Gaps in universal health coverage in South Korea: Association with depression onset in a community cohort
Hye Yin Park, Yun-Chul Hong, Ichiro Kawachi, Juhwan Oh
While controversies on limitation of coverage by the national health insurance and relatively high direct or “out-of-pocket” household payments by the national health insurance in South Korea still remain, potential unfavorable influence of the insufficiency of the universal health coverage on depression has not yet been evaluated.
Methods and Findings:
Baseline information were obtained from a community cohort (The Korean Genome and Epidemiology Study) of middle-aged subjects without depression at enrollment period (2001–2002). Subjects were followed-up biennially, and new onset depression was assessed using Becks Depression Inventory at 2nd round follow-up (2005–2006). Influence of direct medical expenditure on depression onset was investigated in all subjects and in stratified groups of different income level. Increasing risk of depression onset was observed for increased medical expenditure (OR [95% CI];1.44 [0.97–2.13], 1.90 [1.19–3.05], 1.71 [1.01–2.91] for spending <50000 KRW, 50000–100000 KRW, and ≥100000 KRW, respectively, vs. almost no expenditure per month; P for trend = 0.012), after adjusting for covariates such as monthly income and chronic disease history. Similar associations were observed in subjects less than or at average national income, but results were not significant in subgroup with monthly income above national average.
Even with the universal coverage, high co-payments and uninsured services in the Korean health insurance system yet possibly make the insured pay much for medical service utilization. This might have led to onset of an unfavorable health condition such as depression.
FULL TEXT (read more

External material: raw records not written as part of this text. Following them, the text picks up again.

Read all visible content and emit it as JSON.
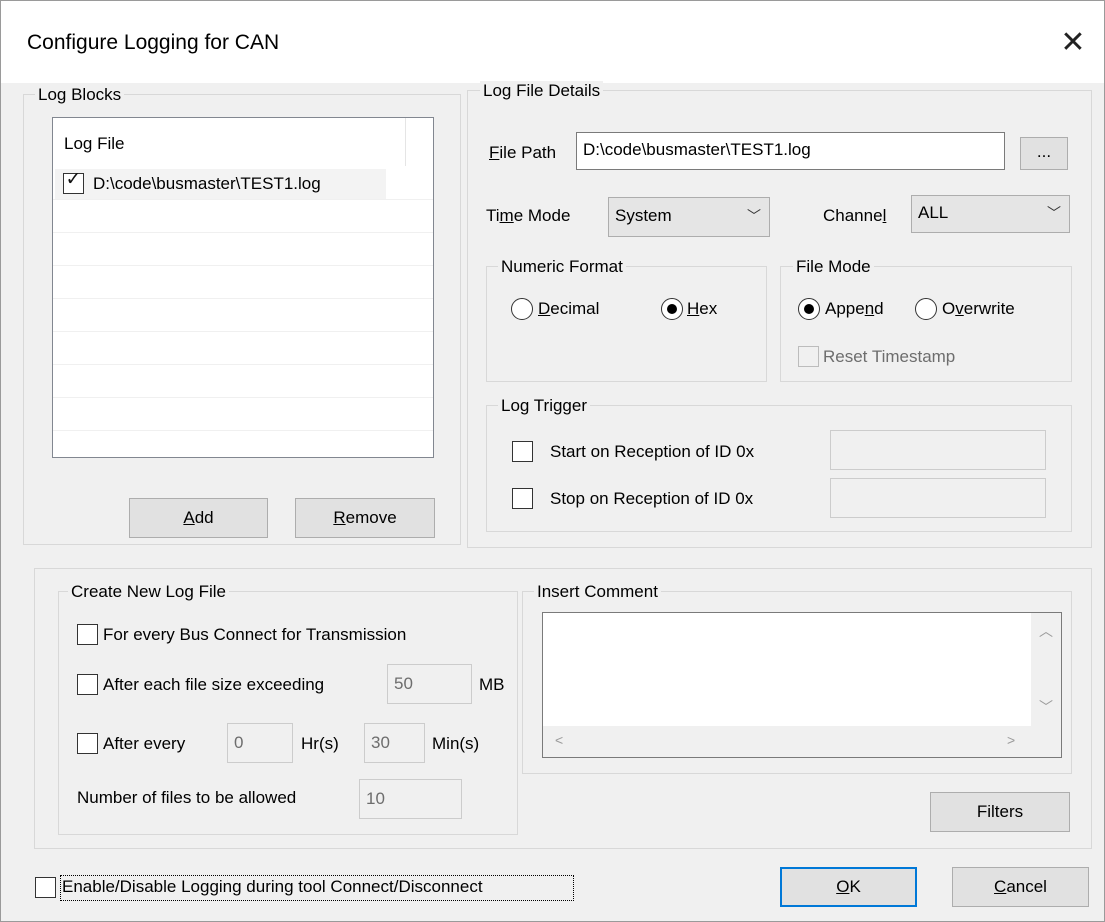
{
  "window": {
    "title": "Configure Logging for CAN",
    "close": "✕"
  },
  "log_blocks": {
    "group_label": "Log Blocks",
    "column_header": "Log File",
    "items": [
      {
        "checked": true,
        "label": "D:\\code\\busmaster\\TEST1.log"
      }
    ],
    "add_button": {
      "pre": "",
      "ul": "A",
      "post": "dd"
    },
    "remove_button": {
      "pre": "",
      "ul": "R",
      "post": "emove"
    }
  },
  "details": {
    "group_label": "Log File Details",
    "file_path_label": {
      "pre": "",
      "ul": "F",
      "post": "ile Path"
    },
    "file_path_value": "D:\\code\\busmaster\\TEST1.log",
    "browse_label": "...",
    "time_mode_label": {
      "pre": "Ti",
      "ul": "m",
      "post": "e Mode"
    },
    "time_mode_value": "System",
    "channel_label": {
      "pre": "Channe",
      "ul": "l",
      "post": ""
    },
    "channel_value": "ALL",
    "numeric_format": {
      "label": "Numeric Format",
      "decimal": {
        "pre": "",
        "ul": "D",
        "post": "ecimal",
        "selected": false
      },
      "hex": {
        "pre": "",
        "ul": "H",
        "post": "ex",
        "selected": true
      }
    },
    "file_mode": {
      "label": "File Mode",
      "append": {
        "pre": "Appe",
        "ul": "n",
        "post": "d",
        "selected": true
      },
      "overwrite": {
        "pre": "O",
        "ul": "v",
        "post": "erwrite",
        "selected": false
      },
      "reset_timestamp": "Reset Timestamp"
    },
    "log_trigger": {
      "label": "Log Trigger",
      "start": "Start on Reception of ID 0x",
      "stop": "Stop on Reception of ID 0x",
      "start_value": "",
      "stop_value": ""
    }
  },
  "create_new": {
    "group_label": "Create New Log File",
    "every_bus": "For every Bus Connect for Transmission",
    "after_size": "After each file size exceeding",
    "size_value": "50",
    "size_unit": "MB",
    "after_every": "After every",
    "hours_value": "0",
    "hours_unit": "Hr(s)",
    "minutes_value": "30",
    "minutes_unit": "Min(s)",
    "num_files_label": "Number of files to be allowed",
    "num_files_value": "10"
  },
  "insert_comment": {
    "group_label": "Insert Comment",
    "value": ""
  },
  "filters_button": "Filters",
  "enable_logging": "Enable/Disable Logging during tool Connect/Disconnect",
  "ok_button": {
    "pre": "",
    "ul": "O",
    "post": "K"
  },
  "cancel_button": {
    "pre": "",
    "ul": "C",
    "post": "ancel"
  }
}
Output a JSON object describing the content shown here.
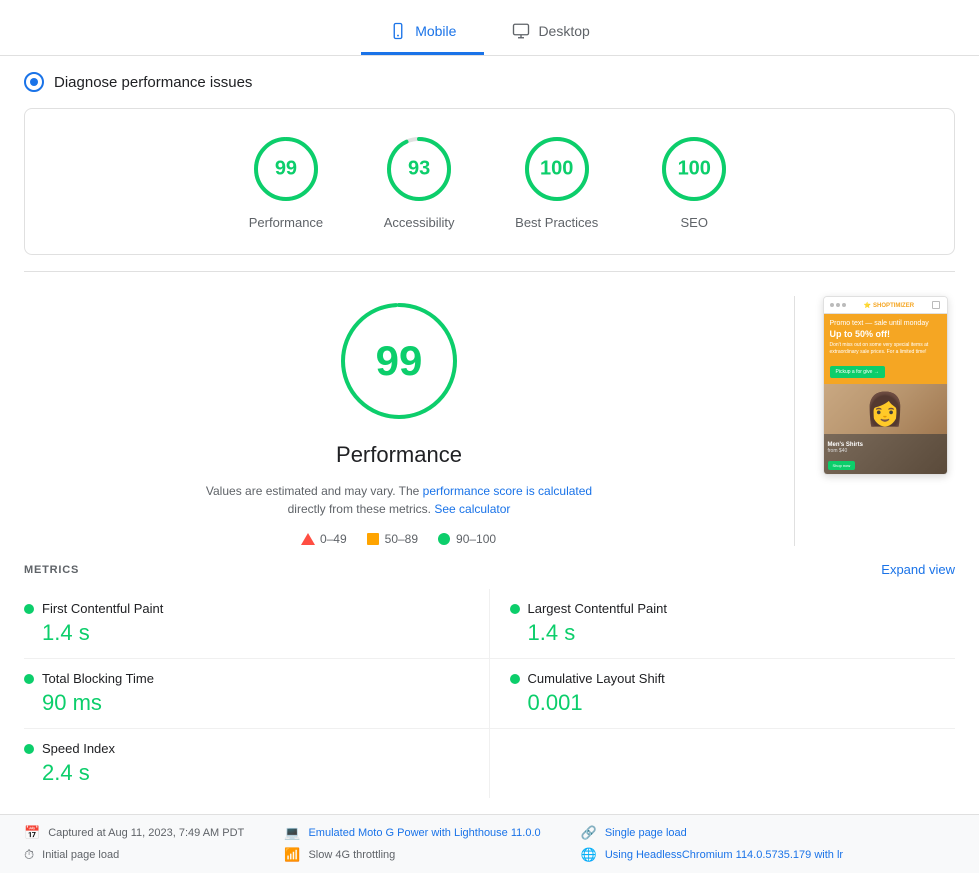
{
  "tabs": [
    {
      "id": "mobile",
      "label": "Mobile",
      "active": true
    },
    {
      "id": "desktop",
      "label": "Desktop",
      "active": false
    }
  ],
  "diagnose": {
    "title": "Diagnose performance issues"
  },
  "scores": [
    {
      "id": "performance",
      "value": 99,
      "label": "Performance",
      "pct": 99
    },
    {
      "id": "accessibility",
      "value": 93,
      "label": "Accessibility",
      "pct": 93
    },
    {
      "id": "best-practices",
      "value": 100,
      "label": "Best Practices",
      "pct": 100
    },
    {
      "id": "seo",
      "value": 100,
      "label": "SEO",
      "pct": 100
    }
  ],
  "main_score": {
    "value": 99,
    "label": "Performance",
    "note_text": "Values are estimated and may vary. The ",
    "note_link1": "performance score is calculated",
    "note_link1_url": "#",
    "note_mid": " directly from these metrics. ",
    "note_link2": "See calculator",
    "note_link2_url": "#"
  },
  "legend": [
    {
      "id": "low",
      "range": "0–49",
      "type": "triangle"
    },
    {
      "id": "medium",
      "range": "50–89",
      "type": "square"
    },
    {
      "id": "high",
      "range": "90–100",
      "type": "circle"
    }
  ],
  "metrics": {
    "title": "METRICS",
    "expand_label": "Expand view",
    "items": [
      {
        "id": "fcp",
        "label": "First Contentful Paint",
        "value": "1.4 s"
      },
      {
        "id": "lcp",
        "label": "Largest Contentful Paint",
        "value": "1.4 s"
      },
      {
        "id": "tbt",
        "label": "Total Blocking Time",
        "value": "90 ms"
      },
      {
        "id": "cls",
        "label": "Cumulative Layout Shift",
        "value": "0.001"
      },
      {
        "id": "si",
        "label": "Speed Index",
        "value": "2.4 s"
      }
    ]
  },
  "footer": {
    "captured": "Captured at Aug 11, 2023, 7:49 AM PDT",
    "initial_load": "Initial page load",
    "emulated": "Emulated Moto G Power with Lighthouse 11.0.0",
    "throttling": "Slow 4G throttling",
    "single_page": "Single page load",
    "browser": "Using HeadlessChromium 114.0.5735.179 with lr"
  },
  "screenshot": {
    "banner_title": "Up to 50% off!",
    "banner_sub": "Don't miss out on some very special items at extraordinary sale prices. For a limited time!",
    "btn_label": "Pickup a for give →",
    "img2_text": "Men's Shirts",
    "img2_sub": "from $40",
    "img2_btn": "Shop now"
  }
}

11 June 2018
Gaps in Universal Health Coverage in South Korea: Association with Depression Onset in a Community Cohort. PLoS ONE 13(6): e0197679